How can you increase the visibility of your scholarly publications? This is a pressing question for graduate students who face an extremely competitive job market but are new to the publishing game. It is also important for faculty developing promotion and tenure dossiers or just interested in assessing how other scholars find their work useful. Undergraduates who want to publish their research, either to increase their prospects of admission to graduate school or just to have a great item on their job resume, should also learn about these issues.
The library offers a new guide, “Enhancing Research Impact,” that can help. The guide addresses questions you might want to consider both before and after you publish your work.
Before you publish, one question to ask is where should you submit your work? For example, what metrics are available to assess the relative rankings of journals? While journal rank can be important, are there lower-impact journals that will increase your chances of acceptance and at the same time that publish papers in your niche area that get heavily cited? Aside from considering where to publish, how can you write your paper in a way that increases its discoverability, e.g. by using appropriate keywords? What rights does a journal give you to post an open access (freely accessible) pre-print or post-print version of your paper if the journal itself is not already open access? Does the ease of access to an open-access journal provide visibility that you might not get from a higher ranked journal that has an access “pay wall”? Will making your data openly accessible provide a citation advantage? If so, what subject data repositories are available, and what can you say about them when applying for grants that require a data management plan?
After you publish, as above, can you make a version of your paper open access on an appropriate article repository? What academic and social media networking sites are available, and how can you profile your work by using a “researcher identifier”? What databases allow you to create email alerts when someone cites your work? Finally, how can you measure the overall impact of your work? If you have written a book, how can you assess its impact?
Some of these questions have ready answers, while answers to others require judgment borne of experience. The new library guide, which will evolve over time, provides you with a starting point for answering questions like those above and questions you can pose to colleagues or faculty mentors.
Developing savvy in all these areas becomes increasingly important as the number of scholarly publications mounts at a bewildering pace. For example, with respect to the sciences, a Nature “newsblog” posting reported in 2014 that “Global scientific output doubles every nine years“.

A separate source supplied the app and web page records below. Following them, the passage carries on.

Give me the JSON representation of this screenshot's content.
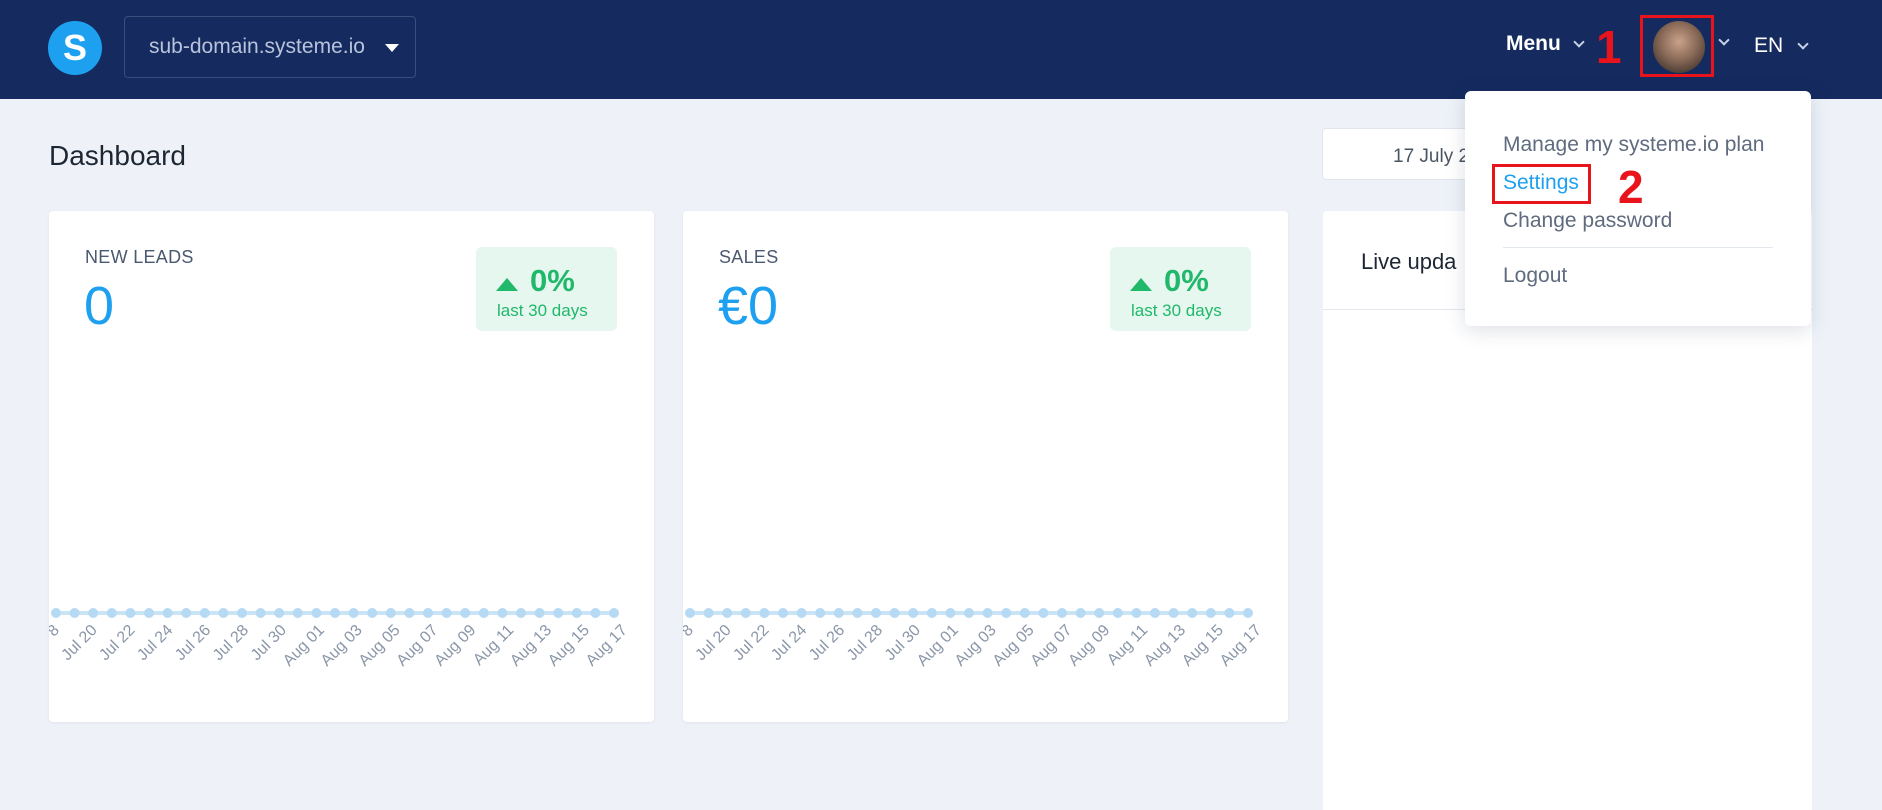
{
  "header": {
    "logo_letter": "S",
    "domain": "sub-domain.systeme.io",
    "menu_label": "Menu",
    "language": "EN"
  },
  "annotations": {
    "step1": "1",
    "step2": "2"
  },
  "page": {
    "title": "Dashboard",
    "date_range": "17 July 2"
  },
  "cards": {
    "leads": {
      "label": "NEW LEADS",
      "value": "0",
      "change": "0%",
      "period": "last 30 days"
    },
    "sales": {
      "label": "SALES",
      "value": "€0",
      "change": "0%",
      "period": "last 30 days"
    },
    "live": {
      "title": "Live upda"
    }
  },
  "dropdown": {
    "items": [
      "Manage my systeme.io plan",
      "Settings",
      "Change password",
      "Logout"
    ]
  },
  "colors": {
    "brand_blue": "#1ea0f0",
    "navy": "#152a5e",
    "positive": "#20b86a",
    "annotation_red": "#e8131b"
  },
  "chart_data": [
    {
      "type": "line",
      "x": [
        "8",
        "Jul 20",
        "Jul 22",
        "Jul 24",
        "Jul 26",
        "Jul 28",
        "Jul 30",
        "Aug 01",
        "Aug 03",
        "Aug 05",
        "Aug 07",
        "Aug 09",
        "Aug 11",
        "Aug 13",
        "Aug 15",
        "Aug 17"
      ],
      "series": [
        {
          "values": [
            0,
            0,
            0,
            0,
            0,
            0,
            0,
            0,
            0,
            0,
            0,
            0,
            0,
            0,
            0,
            0,
            0,
            0,
            0,
            0,
            0,
            0,
            0,
            0,
            0,
            0,
            0,
            0,
            0,
            0,
            0
          ]
        }
      ]
    },
    {
      "type": "line",
      "x": [
        "8",
        "Jul 20",
        "Jul 22",
        "Jul 24",
        "Jul 26",
        "Jul 28",
        "Jul 30",
        "Aug 01",
        "Aug 03",
        "Aug 05",
        "Aug 07",
        "Aug 09",
        "Aug 11",
        "Aug 13",
        "Aug 15",
        "Aug 17"
      ],
      "series": [
        {
          "values": [
            0,
            0,
            0,
            0,
            0,
            0,
            0,
            0,
            0,
            0,
            0,
            0,
            0,
            0,
            0,
            0,
            0,
            0,
            0,
            0,
            0,
            0,
            0,
            0,
            0,
            0,
            0,
            0,
            0,
            0,
            0
          ]
        }
      ]
    }
  ]
}
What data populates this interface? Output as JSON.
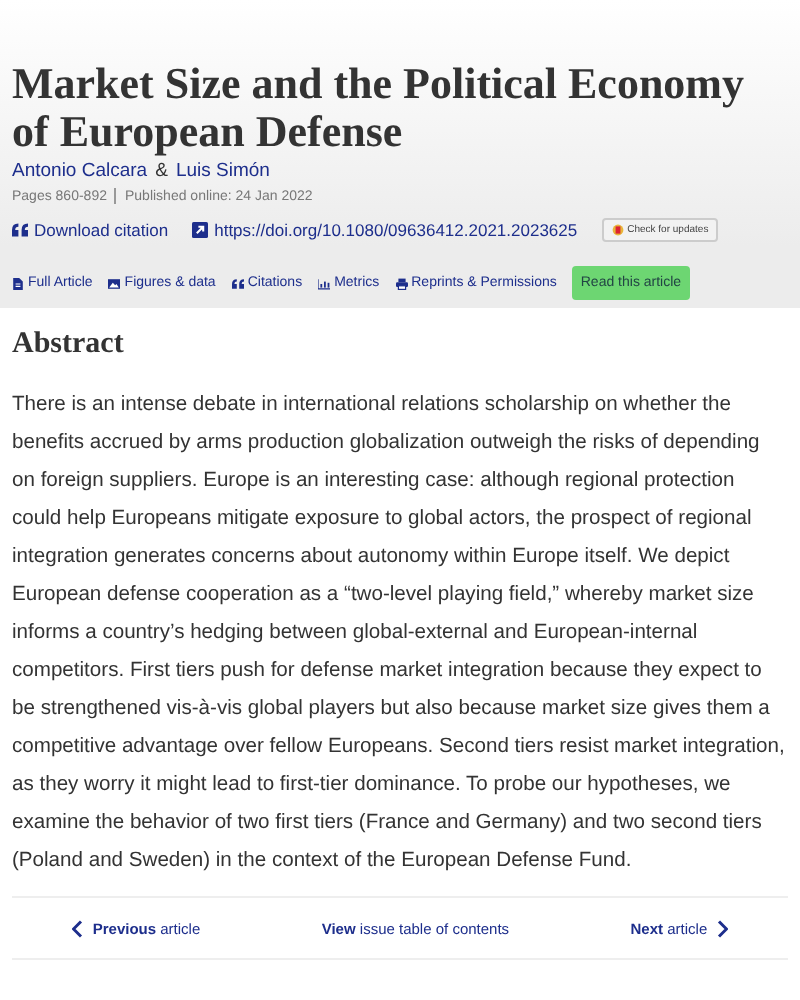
{
  "article": {
    "title": "Market Size and the Political Economy of European Defense",
    "authors": [
      "Antonio Calcara",
      "Luis Simón"
    ],
    "author_separator": "&",
    "pages": "Pages 860-892",
    "published": "Published online: 24 Jan 2022",
    "download_citation": "Download citation",
    "doi": "https://doi.org/10.1080/09636412.2021.2023625",
    "check_updates": "Check for updates"
  },
  "tabs": [
    {
      "label": "Full Article",
      "kind": "doc"
    },
    {
      "label": "Figures & data",
      "kind": "image"
    },
    {
      "label": "Citations",
      "kind": "quote"
    },
    {
      "label": "Metrics",
      "kind": "chart"
    },
    {
      "label": "Reprints & Permissions",
      "kind": "print"
    }
  ],
  "read_button": "Read this article",
  "abstract": {
    "heading": "Abstract",
    "text": "There is an intense debate in international relations scholarship on whether the benefits accrued by arms production globalization outweigh the risks of depending on foreign suppliers. Europe is an interesting case: although regional protection could help Europeans mitigate exposure to global actors, the prospect of regional integration generates concerns about autonomy within Europe itself. We depict European defense cooperation as a “two-level playing field,” whereby market size informs a country’s hedging between global-external and European-internal competitors. First tiers push for defense market integration because they expect to be strengthened vis-à-vis global players but also because market size gives them a competitive advantage over fellow Europeans. Second tiers resist market integration, as they worry it might lead to first-tier dominance. To probe our hypotheses, we examine the behavior of two first tiers (France and Germany) and two second tiers (Poland and Sweden) in the context of the European Defense Fund."
  },
  "navigation": {
    "previous": "**Previous** article",
    "toc": "**View** issue table of contents",
    "next": "**Next** article"
  }
}
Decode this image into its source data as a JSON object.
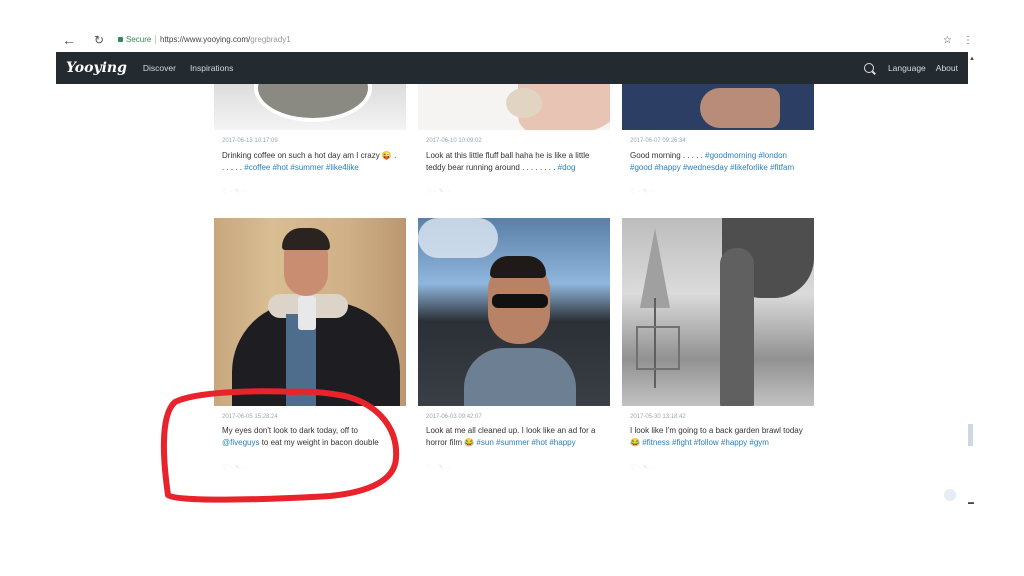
{
  "browser": {
    "secure_label": "Secure",
    "url_base": "https://www.yooying.com/",
    "url_path": "gregbrady1"
  },
  "header": {
    "logo": "Yooying",
    "nav": [
      "Discover",
      "Inspirations"
    ],
    "language": "Language",
    "about": "About"
  },
  "posts": [
    {
      "date": "2017-06-13 10:17:09",
      "text": "Drinking coffee on such a hot day am I crazy 😜 . . . . . .",
      "tags": "#coffee #hot #summer #like4like"
    },
    {
      "date": "2017-06-10 10:09:02",
      "text": "Look at this little fluff ball haha he is like a little teddy bear running around . . . . . . . .",
      "tags": "#dog"
    },
    {
      "date": "2017-06-07 09:26:34",
      "text": "Good morning . . . . .",
      "tags": "#goodmorning #london #good #happy #wednesday #likeforlike #fitfam"
    },
    {
      "date": "2017-06-05 15:28:24",
      "text": "My eyes don't look to dark today, off to",
      "tags": "@fiveguys",
      "text2": "to eat my weight in bacon double"
    },
    {
      "date": "2017-06-03 09:42:07",
      "text": "Look at me all cleaned up. I look like an ad for a horror film 😂",
      "tags": "#sun #summer #hot #happy"
    },
    {
      "date": "2017-05-30 13:18:42",
      "text": "I look like I'm going to a back garden brawl today 😂",
      "tags": "#fitness #fight #follow #happy #gym"
    }
  ],
  "colors": {
    "header_bg": "#232a30",
    "link": "#2a7fc1",
    "annotation": "#e8232b"
  }
}
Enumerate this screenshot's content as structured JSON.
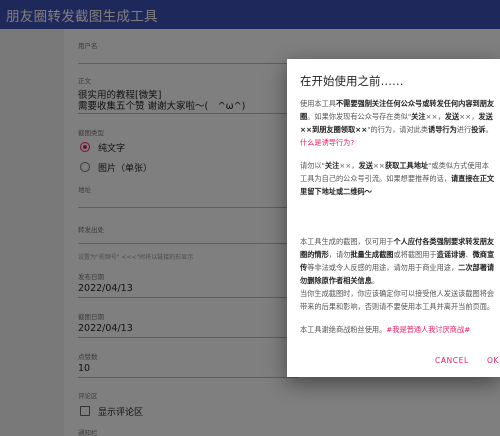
{
  "appbar": {
    "title": "朋友圈转发截图生成工具"
  },
  "form": {
    "username_label": "用户名",
    "text_label": "正文",
    "text_line1": "很实用的教程[微笑]",
    "text_line2": "需要收集五个赞 谢谢大家啦～(　^ω^)",
    "screenshot_type_label": "截图类型",
    "options": [
      "纯文字",
      "图片（单张）"
    ],
    "location_label": "地址",
    "forward_label": "转发出处",
    "forward_hint": "设置为\"视频号\" <<<\"时将以链接的形显示",
    "publish_date_label": "发布日期",
    "publish_date": "2022/04/13",
    "screenshot_date_label": "截图日期",
    "screenshot_date": "2022/04/13",
    "likes_label": "点赞数",
    "likes": "10",
    "comment_area_label": "评论区",
    "show_comments": "显示评论区",
    "notice_label": "通知栏"
  },
  "dialog": {
    "title": "在开始使用之前……",
    "p1_a": "使用本工具",
    "p1_b": "不需要强制关注任何公众号或转发任何内容到朋友圈",
    "p1_c": "。如果你发现有公众号存在类似\"",
    "p1_d": "关注",
    "p1_e": "××，",
    "p1_f": "发送",
    "p1_g": "××，",
    "p1_h": "发送××到朋友圈领取××",
    "p1_i": "\"的行为，请对此类",
    "p1_j": "诱导行为",
    "p1_k": "进行",
    "p1_l": "投诉",
    "p1_m": "。",
    "p1_link": "什么是诱导行为?",
    "p2_a": "请勿以\"",
    "p2_b": "关注",
    "p2_c": "××，",
    "p2_d": "发送",
    "p2_e": "××",
    "p2_f": "获取工具地址",
    "p2_g": "\"或类似方式使用本工具为自己的公众号引流。如果想要推荐的话，",
    "p2_h": "请直接在正文里留下地址或二维码～",
    "p3_a": "本工具生成的截图，仅可用于",
    "p3_b": "个人应付各类强制要求转发朋友圈的情形",
    "p3_c": "，请勿",
    "p3_d": "批量生成截图",
    "p3_e": "或将截图用于",
    "p3_f": "造谣诽谤",
    "p3_g": "、",
    "p3_h": "微商宣传",
    "p3_i": "等非法或令人反感的用途，请勿用于商业用途，",
    "p3_j": "二次部署请勿删除原作者相关信息",
    "p3_k": "。",
    "p4": "当你生成截图时，你应该确定你可以接受他人发送该截图将会带来的后果和影响，否则请不要使用本工具并离开当前页面。",
    "p5_a": "本工具谢绝商战粉丝使用。",
    "p5_b": "#我是普通人我讨厌商战#",
    "cancel": "CANCEL",
    "ok": "OK"
  }
}
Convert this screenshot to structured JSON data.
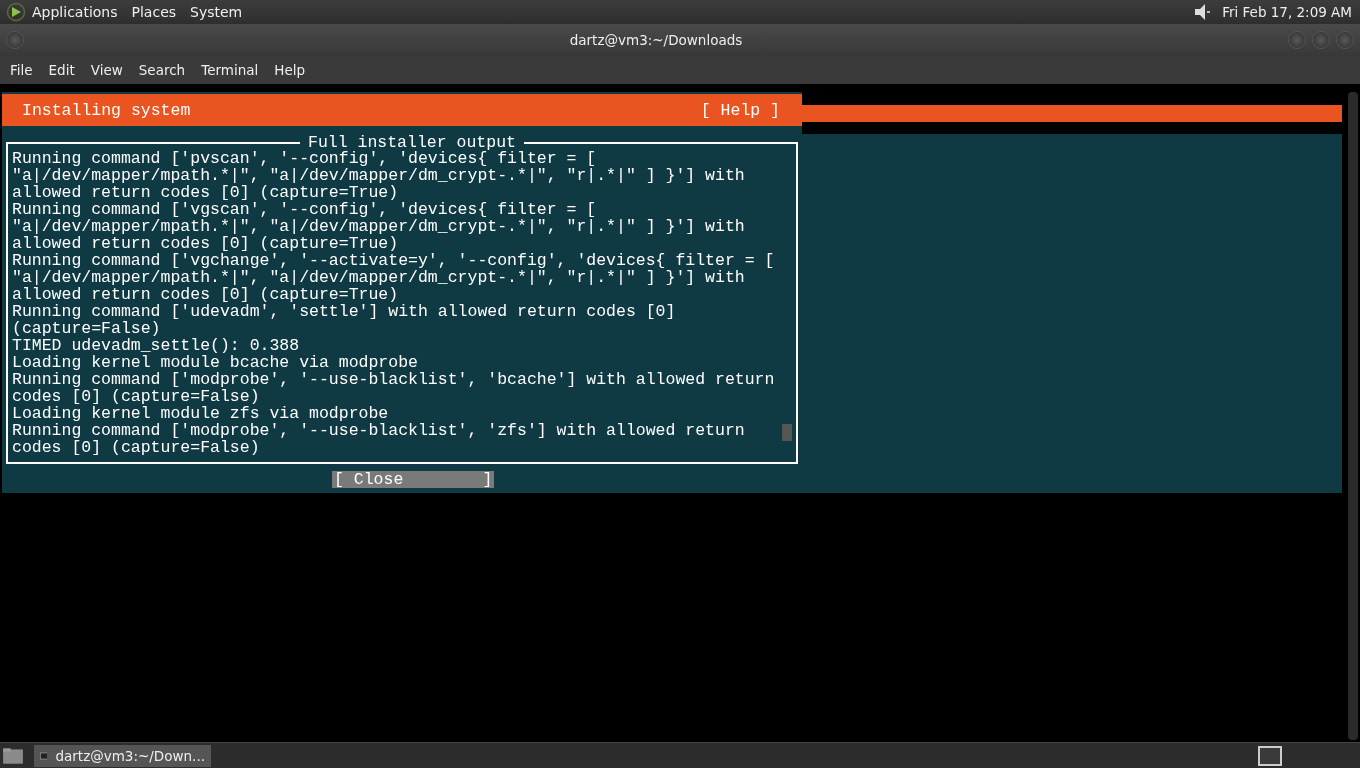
{
  "top_panel": {
    "menus": [
      "Applications",
      "Places",
      "System"
    ],
    "clock": "Fri Feb 17,  2:09 AM"
  },
  "window": {
    "title": "dartz@vm3:~/Downloads"
  },
  "menu_bar": [
    "File",
    "Edit",
    "View",
    "Search",
    "Terminal",
    "Help"
  ],
  "installer": {
    "header": "Installing system",
    "help": "[ Help ]",
    "dialog": {
      "title": "Full installer output",
      "lines": [
        "Running command ['pvscan', '--config', 'devices{ filter = [",
        "\"a|/dev/mapper/mpath.*|\", \"a|/dev/mapper/dm_crypt-.*|\", \"r|.*|\" ] }'] with",
        "allowed return codes [0] (capture=True)",
        "Running command ['vgscan', '--config', 'devices{ filter = [",
        "\"a|/dev/mapper/mpath.*|\", \"a|/dev/mapper/dm_crypt-.*|\", \"r|.*|\" ] }'] with",
        "allowed return codes [0] (capture=True)",
        "Running command ['vgchange', '--activate=y', '--config', 'devices{ filter = [",
        "\"a|/dev/mapper/mpath.*|\", \"a|/dev/mapper/dm_crypt-.*|\", \"r|.*|\" ] }'] with",
        "allowed return codes [0] (capture=True)",
        "Running command ['udevadm', 'settle'] with allowed return codes [0]",
        "(capture=False)",
        "TIMED udevadm_settle(): 0.388",
        "Loading kernel module bcache via modprobe",
        "Running command ['modprobe', '--use-blacklist', 'bcache'] with allowed return",
        "codes [0] (capture=False)",
        "Loading kernel module zfs via modprobe",
        "Running command ['modprobe', '--use-blacklist', 'zfs'] with allowed return",
        "codes [0] (capture=False)"
      ],
      "close_button": "[ Close        ]"
    }
  },
  "taskbar": {
    "task": "dartz@vm3:~/Down..."
  }
}
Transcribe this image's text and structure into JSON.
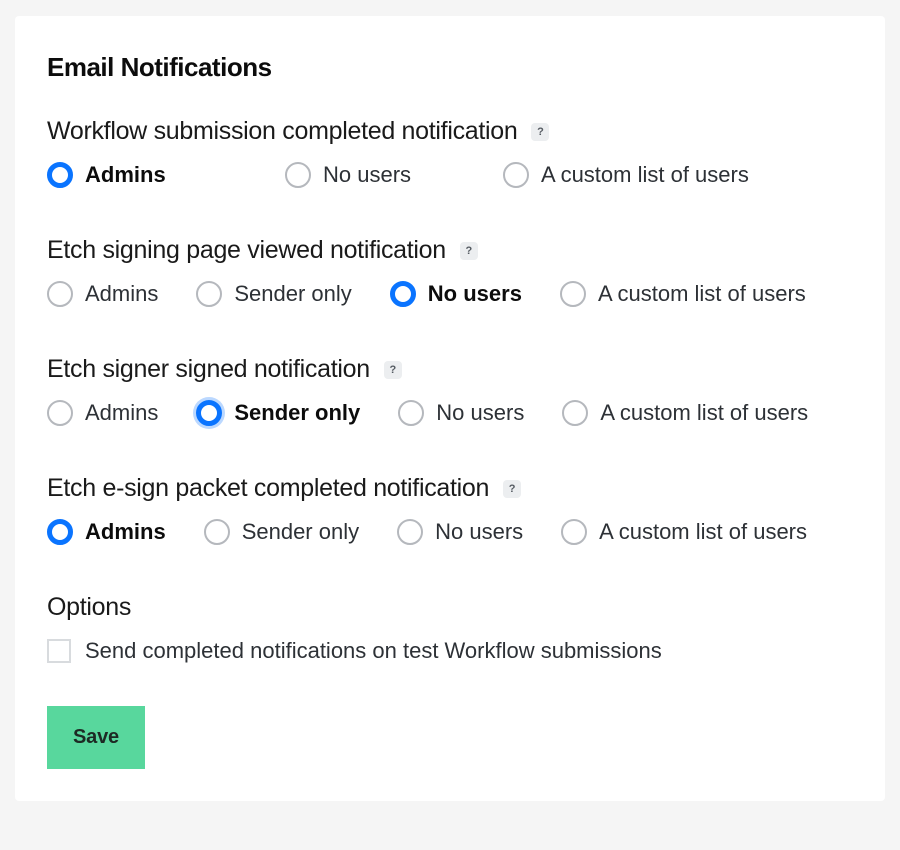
{
  "title": "Email Notifications",
  "sections": [
    {
      "heading": "Workflow submission completed notification",
      "help": "?",
      "selected": 0,
      "options": [
        {
          "label": "Admins"
        },
        {
          "label": "No users"
        },
        {
          "label": "A custom list of users"
        }
      ]
    },
    {
      "heading": "Etch signing page viewed notification",
      "help": "?",
      "selected": 2,
      "options": [
        {
          "label": "Admins"
        },
        {
          "label": "Sender only"
        },
        {
          "label": "No users"
        },
        {
          "label": "A custom list of users"
        }
      ]
    },
    {
      "heading": "Etch signer signed notification",
      "help": "?",
      "selected": 1,
      "halo": true,
      "options": [
        {
          "label": "Admins"
        },
        {
          "label": "Sender only"
        },
        {
          "label": "No users"
        },
        {
          "label": "A custom list of users"
        }
      ]
    },
    {
      "heading": "Etch e-sign packet completed notification",
      "help": "?",
      "selected": 0,
      "options": [
        {
          "label": "Admins"
        },
        {
          "label": "Sender only"
        },
        {
          "label": "No users"
        },
        {
          "label": "A custom list of users"
        }
      ]
    }
  ],
  "options_heading": "Options",
  "checkbox_label": "Send completed notifications on test Workflow submissions",
  "checkbox_checked": false,
  "save_label": "Save"
}
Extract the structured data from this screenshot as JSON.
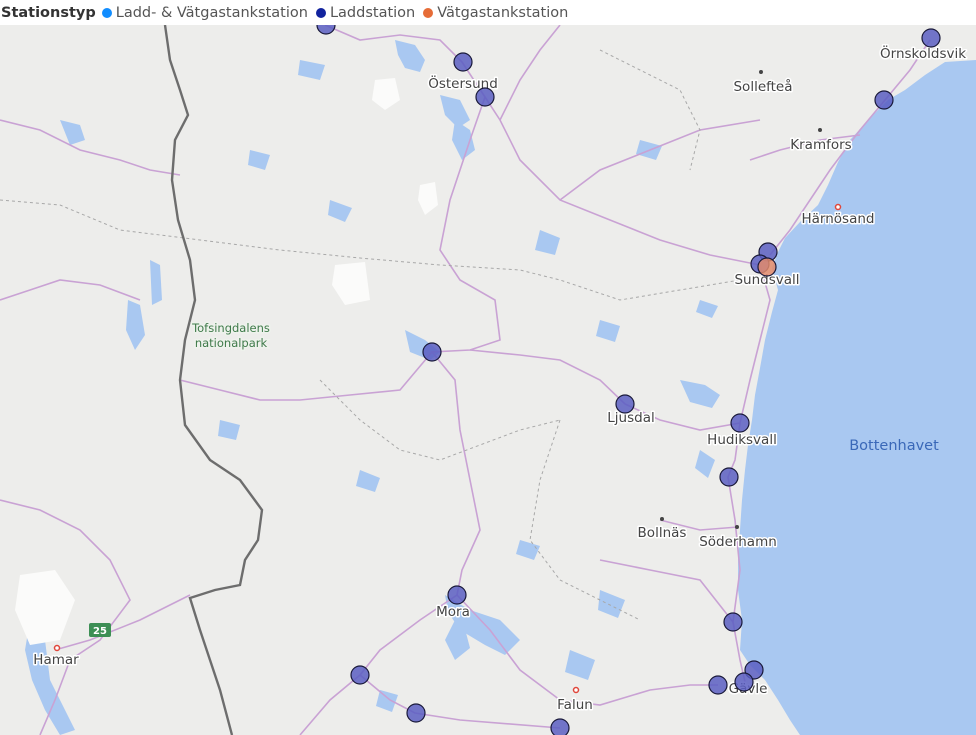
{
  "legend": {
    "title": "Stationstyp",
    "items": [
      {
        "label": "Ladd- & Vätgastankstation",
        "color": "#118dff"
      },
      {
        "label": "Laddstation",
        "color": "#12239e"
      },
      {
        "label": "Vätgastankstation",
        "color": "#e66c37"
      }
    ]
  },
  "map": {
    "sea_label": "Bottenhavet",
    "park_label_line1": "Tofsingdalens",
    "park_label_line2": "nationalpark",
    "road_shield": "25",
    "places": {
      "ornskoldsvik": "Örnskoldsvik",
      "sollefte": "Sollefteå",
      "kramfors": "Kramfors",
      "harnosand": "Härnösand",
      "sundsvall": "Sundsvall",
      "ostersund": "Östersund",
      "ljusdal": "Ljusdal",
      "hudiksvall": "Hudiksvall",
      "bollnas": "Bollnäs",
      "soderhamn": "Söderhamn",
      "mora": "Mora",
      "falun": "Falun",
      "gavle": "Gävle",
      "hamar": "Hamar"
    },
    "colors": {
      "land": "#ededeb",
      "water": "#a9c8f1",
      "road": "#c9a2d4",
      "border": "#6d6d6d",
      "charging_marker": "#5a5ec2",
      "hydrogen_marker": "#e08a6b"
    }
  }
}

This new guide appears with the many subject and class guides available on Lehigh’s library homepage. If you have any questions about increasing your research impact, please contact your subject librarian.